“The Senators from our States and the Representatives of our people unite in cordial congratulation s upon you auspicious journey, and in the expression of the gratification afforded by your presence in the Capitol of the nation as the nation’s guest.
“Your Majesty’s appearance amongst us is the first instance in which a reigning sovereign has set foot upon the soil of the Unites States, and it is a significant circumstance that the visit comes to us from the West and not from the East.
“Probably no single event could more strikingly typify the country’s progress in your Majesty’s country and in our own that the scene here and now transpiring.
“The rapid growth of the Republic its western coast has greatly enlarged our intercourse with your insular kingdom, and had led us all to a knowledge of your wisdom and beneficence as a ruler and your exalted virtues as a man.
“Our whole people cherish for your subjects the most friendly regard. They trust and believe that the relations of the two countries will always remain as peaceful as the great sea that rolls between us — uniting and not dividing.”
The King had a momentary conference with one of his attendants, Chancellor Allen, and then the latter expressed his regret that the King was so afflicted with a cold and hoarseness that he was unable to read his reply, and proceeded to read it for him as follows:
“Mr. Speaker—For your kind words of welcome I most cordially thank you.
“For this distinguished mark of confidence I tender to the Honorable Senate and House of Representatives my highest sentiments of regard. It is in accord with the very courteous and generous treatment which I have received from the Executive Department of the Government, and from all the people whom I have had the pleasure to meet since I landed on the shores of the Pacific.
“I appreciate the complimentary terms in which the Honorable Speaker has referred to me personally.
“For our success in government, and for our progress in a higher civilization, we are very much indebted to the Government and people of this great country.
“Your laws and your civilization have been in a great degree our model. I reciprocate most cordially the hope for the continuance and growth of friendly relations between the two countries.
“I am most happy, gentlemen, to meet you on this occasion.”

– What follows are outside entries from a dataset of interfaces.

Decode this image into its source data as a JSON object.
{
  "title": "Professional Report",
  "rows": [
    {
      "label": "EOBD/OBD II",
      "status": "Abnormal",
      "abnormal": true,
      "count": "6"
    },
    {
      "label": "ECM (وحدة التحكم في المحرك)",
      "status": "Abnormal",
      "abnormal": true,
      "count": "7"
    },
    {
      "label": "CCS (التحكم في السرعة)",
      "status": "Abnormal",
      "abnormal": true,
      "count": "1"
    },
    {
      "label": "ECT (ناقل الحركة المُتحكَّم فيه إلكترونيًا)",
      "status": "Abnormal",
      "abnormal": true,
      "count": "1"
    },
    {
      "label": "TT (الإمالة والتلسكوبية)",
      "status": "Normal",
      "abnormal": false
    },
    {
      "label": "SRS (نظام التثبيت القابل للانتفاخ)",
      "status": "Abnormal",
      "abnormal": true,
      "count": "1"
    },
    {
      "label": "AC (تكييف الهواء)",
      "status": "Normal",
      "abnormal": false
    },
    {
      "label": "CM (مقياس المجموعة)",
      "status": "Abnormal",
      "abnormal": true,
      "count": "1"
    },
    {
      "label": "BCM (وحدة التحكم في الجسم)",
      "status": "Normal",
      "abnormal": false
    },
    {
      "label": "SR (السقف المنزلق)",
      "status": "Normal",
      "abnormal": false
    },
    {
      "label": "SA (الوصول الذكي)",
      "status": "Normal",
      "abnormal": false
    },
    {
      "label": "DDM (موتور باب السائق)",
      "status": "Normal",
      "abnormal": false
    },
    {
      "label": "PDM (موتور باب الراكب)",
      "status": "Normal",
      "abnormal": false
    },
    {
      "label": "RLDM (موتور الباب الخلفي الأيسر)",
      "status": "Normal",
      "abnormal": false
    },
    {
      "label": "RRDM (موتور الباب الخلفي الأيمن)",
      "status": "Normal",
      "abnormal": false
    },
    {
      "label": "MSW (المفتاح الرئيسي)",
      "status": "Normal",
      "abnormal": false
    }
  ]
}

The Speaker then came down from the chair and was introduced personally to the King, and courtesies were interchanged. The Speaker then returned to his place, and the King retired as he had entered, followed by his suite and the members of the Senate.
The U.S. Capitol Commemorative Silver Dollar Coin shows with an image of the hall of the House of Representatives, circa mid-19th century.